Data for this task:
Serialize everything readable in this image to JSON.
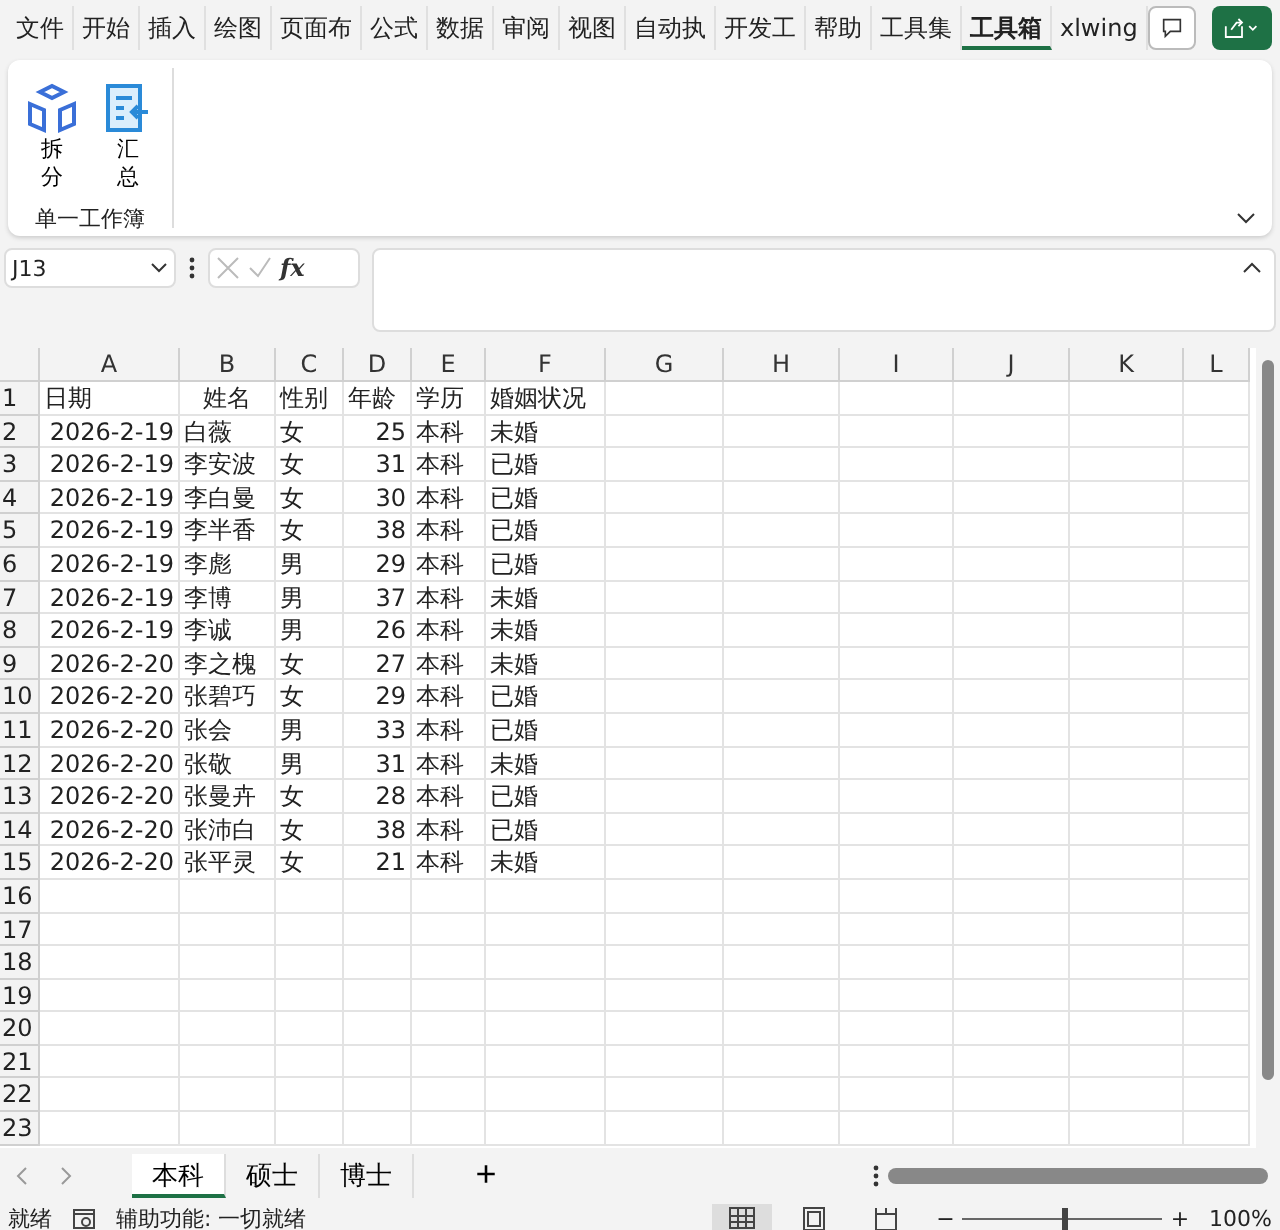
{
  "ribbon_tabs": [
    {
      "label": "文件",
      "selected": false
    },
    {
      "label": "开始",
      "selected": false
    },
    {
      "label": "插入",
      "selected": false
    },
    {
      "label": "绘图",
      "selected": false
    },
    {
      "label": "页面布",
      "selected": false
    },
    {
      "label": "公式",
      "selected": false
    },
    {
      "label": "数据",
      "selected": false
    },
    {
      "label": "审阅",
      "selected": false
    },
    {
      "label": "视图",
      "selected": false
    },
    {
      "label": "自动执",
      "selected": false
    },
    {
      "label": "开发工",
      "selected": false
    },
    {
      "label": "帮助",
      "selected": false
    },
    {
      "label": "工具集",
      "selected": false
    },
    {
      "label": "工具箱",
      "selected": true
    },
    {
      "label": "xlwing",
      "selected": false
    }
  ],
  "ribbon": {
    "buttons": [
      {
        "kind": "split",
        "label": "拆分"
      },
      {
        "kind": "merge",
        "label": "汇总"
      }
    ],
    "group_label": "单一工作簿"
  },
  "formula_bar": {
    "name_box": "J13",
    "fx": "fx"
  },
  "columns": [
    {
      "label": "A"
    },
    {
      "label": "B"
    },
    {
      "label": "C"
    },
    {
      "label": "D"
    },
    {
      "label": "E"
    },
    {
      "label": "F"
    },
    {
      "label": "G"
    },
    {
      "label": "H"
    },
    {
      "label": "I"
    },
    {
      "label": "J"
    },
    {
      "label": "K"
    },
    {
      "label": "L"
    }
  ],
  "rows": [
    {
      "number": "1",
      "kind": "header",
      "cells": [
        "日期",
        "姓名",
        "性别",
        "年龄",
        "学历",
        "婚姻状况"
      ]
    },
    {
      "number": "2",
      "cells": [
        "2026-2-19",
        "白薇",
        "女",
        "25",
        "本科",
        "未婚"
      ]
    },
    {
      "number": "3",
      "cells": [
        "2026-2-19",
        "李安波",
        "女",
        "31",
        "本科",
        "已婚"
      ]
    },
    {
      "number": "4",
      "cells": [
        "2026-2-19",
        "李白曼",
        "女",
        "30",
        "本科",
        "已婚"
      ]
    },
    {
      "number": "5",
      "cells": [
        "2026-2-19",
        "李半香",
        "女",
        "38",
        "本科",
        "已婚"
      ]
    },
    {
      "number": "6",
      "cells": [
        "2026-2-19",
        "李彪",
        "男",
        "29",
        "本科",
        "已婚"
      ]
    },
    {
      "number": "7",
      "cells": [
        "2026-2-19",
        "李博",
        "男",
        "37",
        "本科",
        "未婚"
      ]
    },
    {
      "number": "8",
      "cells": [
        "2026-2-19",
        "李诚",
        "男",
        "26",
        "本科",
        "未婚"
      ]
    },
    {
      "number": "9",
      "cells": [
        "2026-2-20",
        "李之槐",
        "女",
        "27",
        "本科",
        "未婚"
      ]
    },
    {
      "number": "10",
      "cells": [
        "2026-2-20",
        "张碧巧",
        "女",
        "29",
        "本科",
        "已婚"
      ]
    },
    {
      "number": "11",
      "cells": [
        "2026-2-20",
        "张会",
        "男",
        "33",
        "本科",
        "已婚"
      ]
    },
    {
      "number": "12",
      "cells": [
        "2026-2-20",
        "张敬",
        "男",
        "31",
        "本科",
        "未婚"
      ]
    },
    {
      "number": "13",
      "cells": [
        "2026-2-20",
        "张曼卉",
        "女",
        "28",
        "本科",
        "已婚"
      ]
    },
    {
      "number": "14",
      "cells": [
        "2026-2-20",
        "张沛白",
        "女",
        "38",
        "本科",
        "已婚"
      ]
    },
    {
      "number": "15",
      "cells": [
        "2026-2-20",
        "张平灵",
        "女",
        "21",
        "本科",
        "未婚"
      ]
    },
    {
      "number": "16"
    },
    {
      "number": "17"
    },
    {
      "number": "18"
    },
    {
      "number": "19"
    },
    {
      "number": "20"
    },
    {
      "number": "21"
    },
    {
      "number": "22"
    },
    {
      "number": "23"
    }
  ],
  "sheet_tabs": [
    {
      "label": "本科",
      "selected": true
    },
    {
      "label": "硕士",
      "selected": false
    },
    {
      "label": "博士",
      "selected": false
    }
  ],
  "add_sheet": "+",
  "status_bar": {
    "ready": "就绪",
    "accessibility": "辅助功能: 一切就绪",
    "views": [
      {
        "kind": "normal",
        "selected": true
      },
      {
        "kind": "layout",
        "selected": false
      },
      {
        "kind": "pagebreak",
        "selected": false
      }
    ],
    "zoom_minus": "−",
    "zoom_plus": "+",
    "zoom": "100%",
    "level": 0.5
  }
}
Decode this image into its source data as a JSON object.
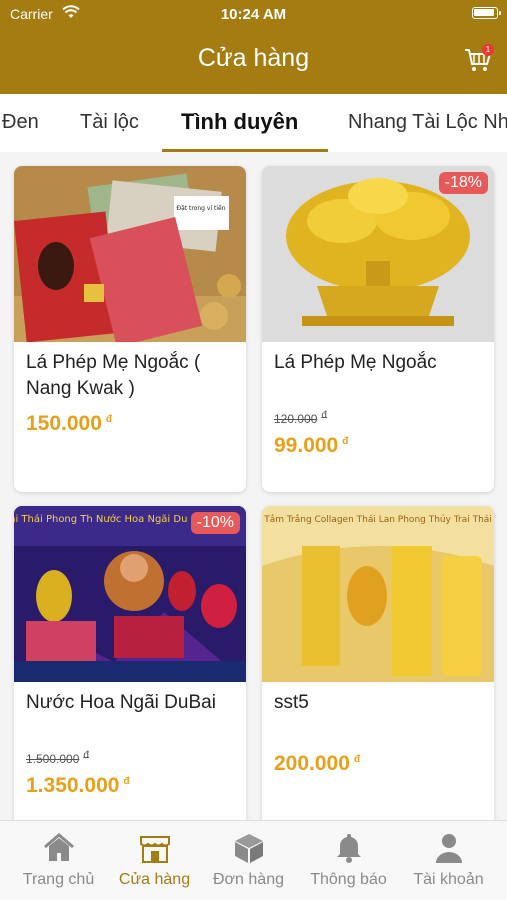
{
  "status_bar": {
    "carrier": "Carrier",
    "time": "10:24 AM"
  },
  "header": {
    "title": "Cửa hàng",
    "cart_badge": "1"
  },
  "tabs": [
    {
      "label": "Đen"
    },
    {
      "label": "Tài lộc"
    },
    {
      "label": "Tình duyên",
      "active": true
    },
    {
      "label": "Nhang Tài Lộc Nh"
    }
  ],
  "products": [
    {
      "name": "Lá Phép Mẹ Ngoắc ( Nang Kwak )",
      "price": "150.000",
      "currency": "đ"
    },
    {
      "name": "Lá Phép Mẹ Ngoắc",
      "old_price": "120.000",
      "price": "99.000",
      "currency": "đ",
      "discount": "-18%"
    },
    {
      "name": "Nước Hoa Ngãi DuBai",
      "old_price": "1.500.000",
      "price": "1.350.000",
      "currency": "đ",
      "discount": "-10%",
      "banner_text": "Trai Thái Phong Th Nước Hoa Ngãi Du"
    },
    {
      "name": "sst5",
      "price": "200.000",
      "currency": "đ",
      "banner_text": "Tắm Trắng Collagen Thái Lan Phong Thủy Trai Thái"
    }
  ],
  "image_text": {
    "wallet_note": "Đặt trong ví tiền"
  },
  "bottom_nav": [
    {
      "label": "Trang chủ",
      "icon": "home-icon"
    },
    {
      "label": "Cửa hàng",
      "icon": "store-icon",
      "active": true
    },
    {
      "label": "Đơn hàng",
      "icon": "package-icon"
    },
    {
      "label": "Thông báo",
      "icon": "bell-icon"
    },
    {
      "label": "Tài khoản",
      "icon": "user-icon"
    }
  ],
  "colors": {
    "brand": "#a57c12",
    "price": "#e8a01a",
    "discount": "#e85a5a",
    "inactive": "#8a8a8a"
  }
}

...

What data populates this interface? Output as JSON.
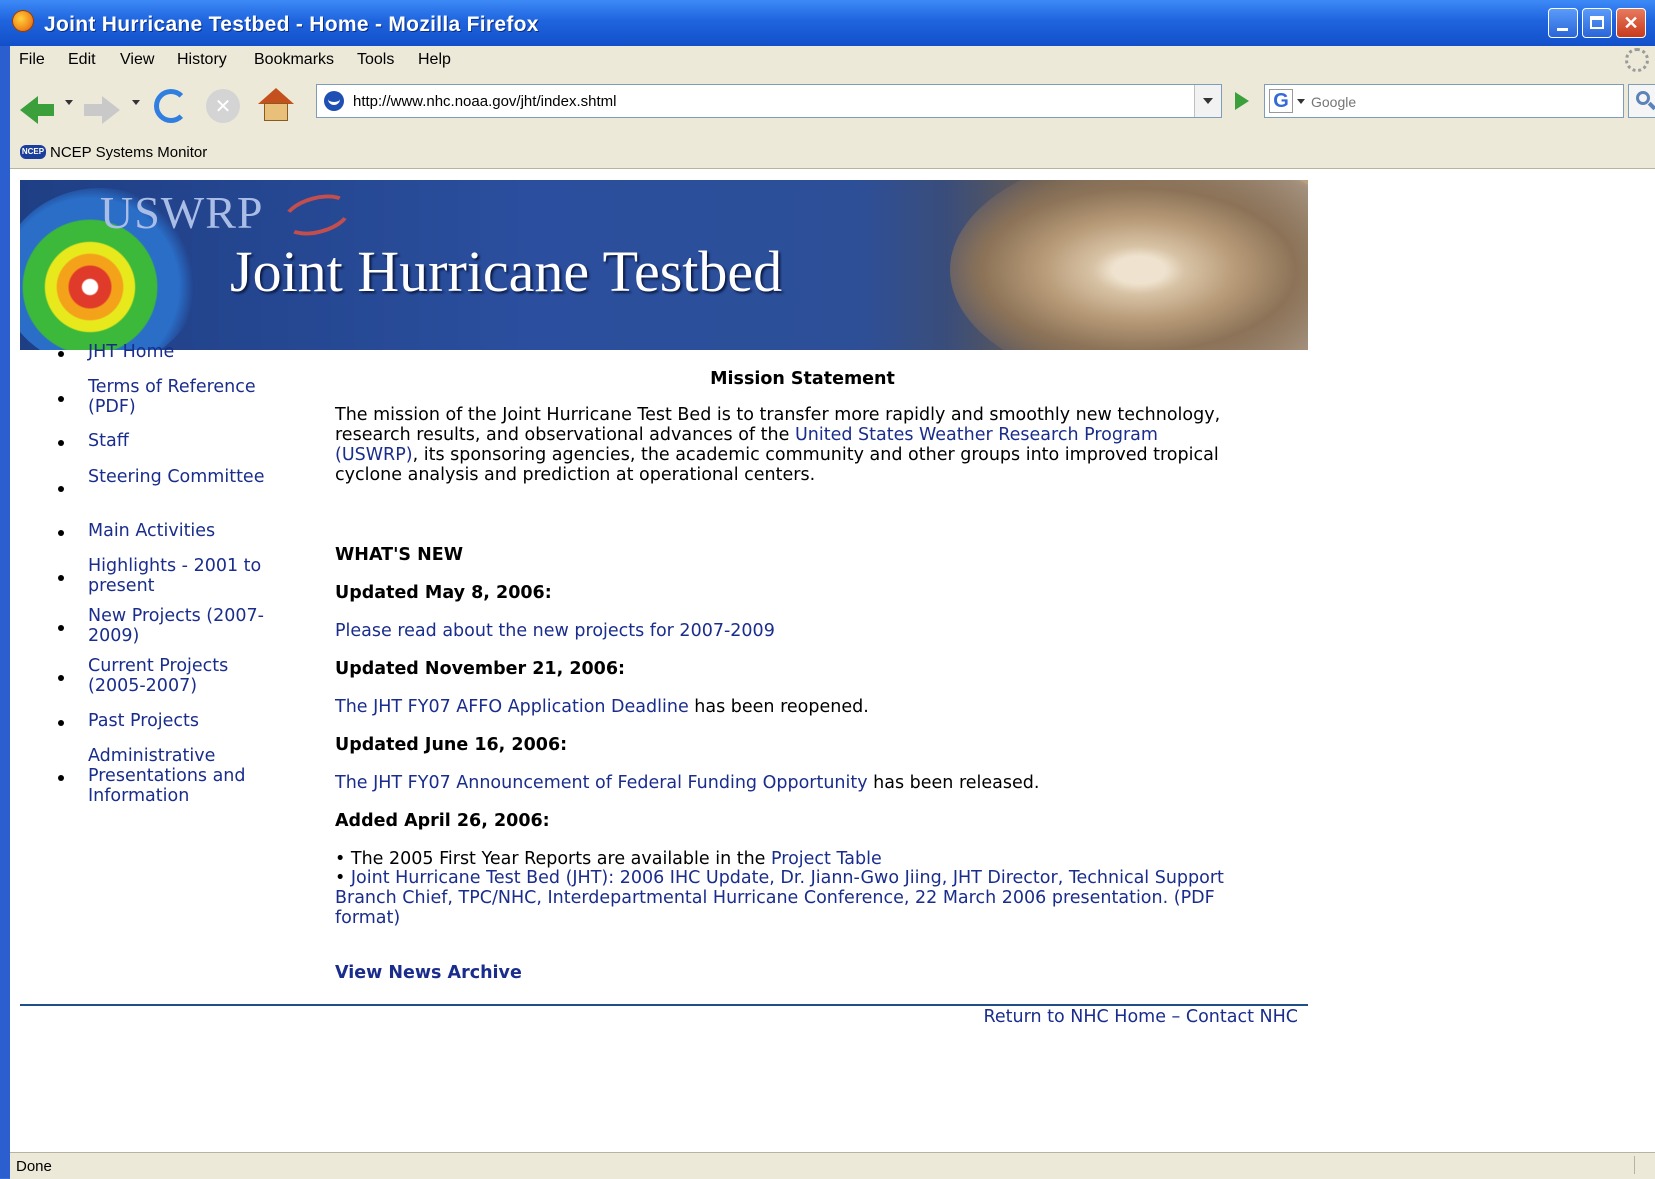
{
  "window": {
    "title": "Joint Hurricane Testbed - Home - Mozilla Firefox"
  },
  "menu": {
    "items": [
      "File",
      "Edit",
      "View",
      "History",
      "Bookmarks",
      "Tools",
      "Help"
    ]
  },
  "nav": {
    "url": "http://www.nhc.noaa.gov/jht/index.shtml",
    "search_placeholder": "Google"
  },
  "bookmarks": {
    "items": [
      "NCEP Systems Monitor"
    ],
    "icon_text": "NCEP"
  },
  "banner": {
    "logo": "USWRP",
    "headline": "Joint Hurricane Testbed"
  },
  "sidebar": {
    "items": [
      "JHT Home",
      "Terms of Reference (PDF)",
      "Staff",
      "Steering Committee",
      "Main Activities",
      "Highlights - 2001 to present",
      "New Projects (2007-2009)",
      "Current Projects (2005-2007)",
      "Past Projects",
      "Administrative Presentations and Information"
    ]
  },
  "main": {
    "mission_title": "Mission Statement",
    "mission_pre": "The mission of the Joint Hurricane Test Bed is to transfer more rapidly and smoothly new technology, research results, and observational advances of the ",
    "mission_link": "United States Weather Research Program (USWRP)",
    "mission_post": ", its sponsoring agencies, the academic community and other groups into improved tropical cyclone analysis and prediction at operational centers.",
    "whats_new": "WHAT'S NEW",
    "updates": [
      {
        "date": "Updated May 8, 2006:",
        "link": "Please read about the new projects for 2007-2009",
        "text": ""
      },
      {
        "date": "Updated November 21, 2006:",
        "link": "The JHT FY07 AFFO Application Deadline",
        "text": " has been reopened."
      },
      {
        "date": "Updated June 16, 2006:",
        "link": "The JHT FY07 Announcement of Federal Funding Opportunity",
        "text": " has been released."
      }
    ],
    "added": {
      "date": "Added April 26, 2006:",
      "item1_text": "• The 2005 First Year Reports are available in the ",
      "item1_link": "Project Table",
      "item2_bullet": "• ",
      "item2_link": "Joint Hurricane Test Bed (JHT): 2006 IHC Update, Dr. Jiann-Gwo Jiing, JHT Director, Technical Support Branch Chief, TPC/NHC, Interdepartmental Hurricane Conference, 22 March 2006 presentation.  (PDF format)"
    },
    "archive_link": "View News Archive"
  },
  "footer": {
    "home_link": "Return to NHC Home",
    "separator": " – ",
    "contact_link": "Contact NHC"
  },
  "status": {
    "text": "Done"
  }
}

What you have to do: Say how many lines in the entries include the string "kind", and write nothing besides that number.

Expected output: 6